[Dataset rows describing interfaces]
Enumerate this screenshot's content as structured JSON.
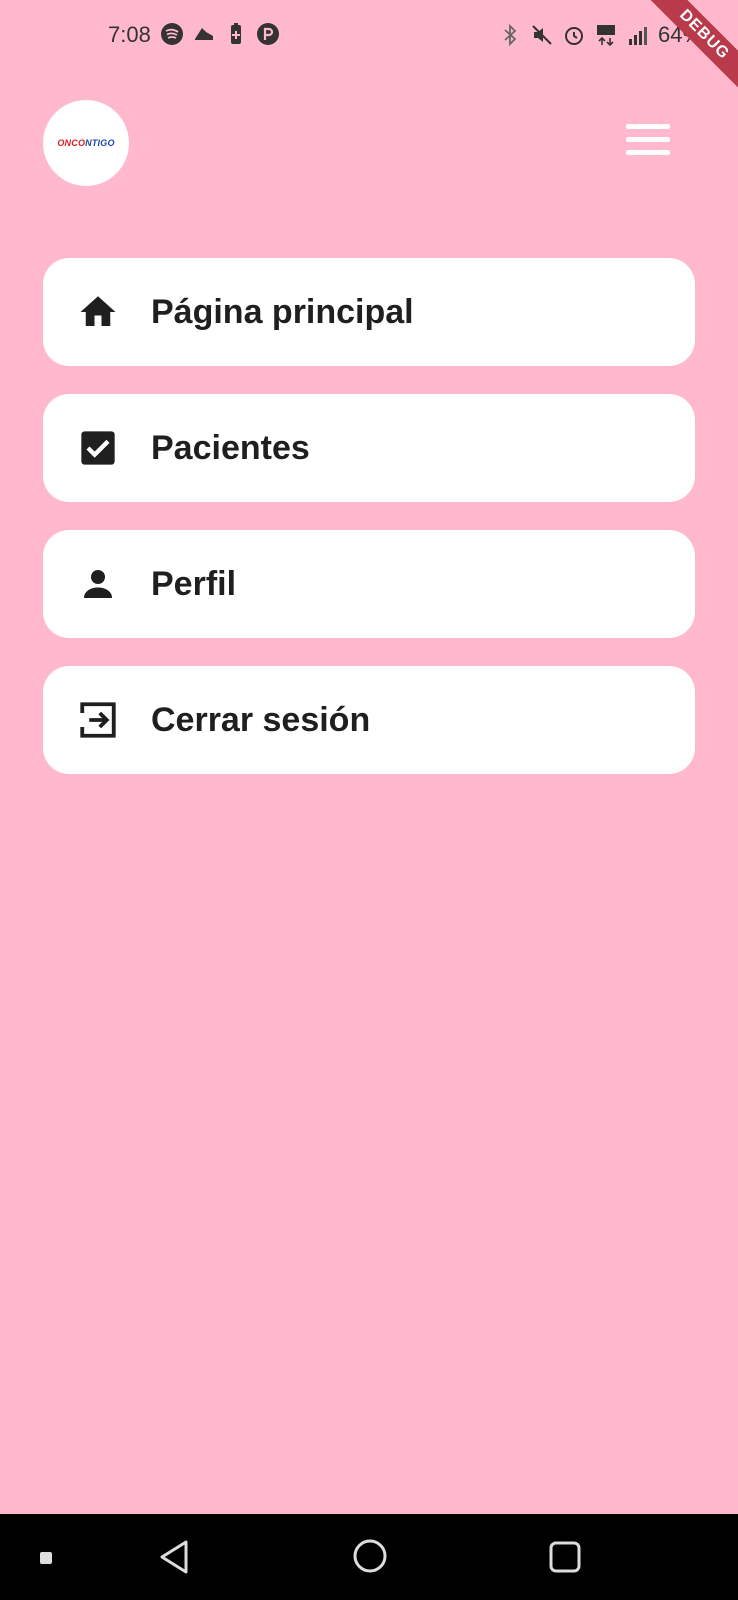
{
  "status_bar": {
    "time": "7:08",
    "battery": "64%",
    "icons_left": [
      "spotify-icon",
      "shoe-icon",
      "battery-saver-icon",
      "p-circle-icon"
    ],
    "icons_right": [
      "bluetooth-icon",
      "mute-vibrate-icon",
      "alarm-icon",
      "data-4g-icon",
      "signal-icon"
    ]
  },
  "debug_banner": "DEBUG",
  "header": {
    "logo_text_part1": "ONCO",
    "logo_text_part2": "NTIGO",
    "menu_icon": "hamburger-icon"
  },
  "menu": {
    "items": [
      {
        "label": "Página principal",
        "icon": "home-icon"
      },
      {
        "label": "Pacientes",
        "icon": "checkbox-icon"
      },
      {
        "label": "Perfil",
        "icon": "person-icon"
      },
      {
        "label": "Cerrar sesión",
        "icon": "logout-icon"
      }
    ]
  },
  "nav_bar": {
    "buttons": [
      "back-icon",
      "home-circle-icon",
      "recents-icon"
    ]
  },
  "colors": {
    "background": "#ffb8cc",
    "card": "#ffffff",
    "text": "#1f1f1f",
    "debug": "#b83a4b"
  }
}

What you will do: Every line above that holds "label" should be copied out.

Answer space:
        "label": "Página principal",
        "label": "Pacientes",
        "label": "Perfil",
        "label": "Cerrar sesión",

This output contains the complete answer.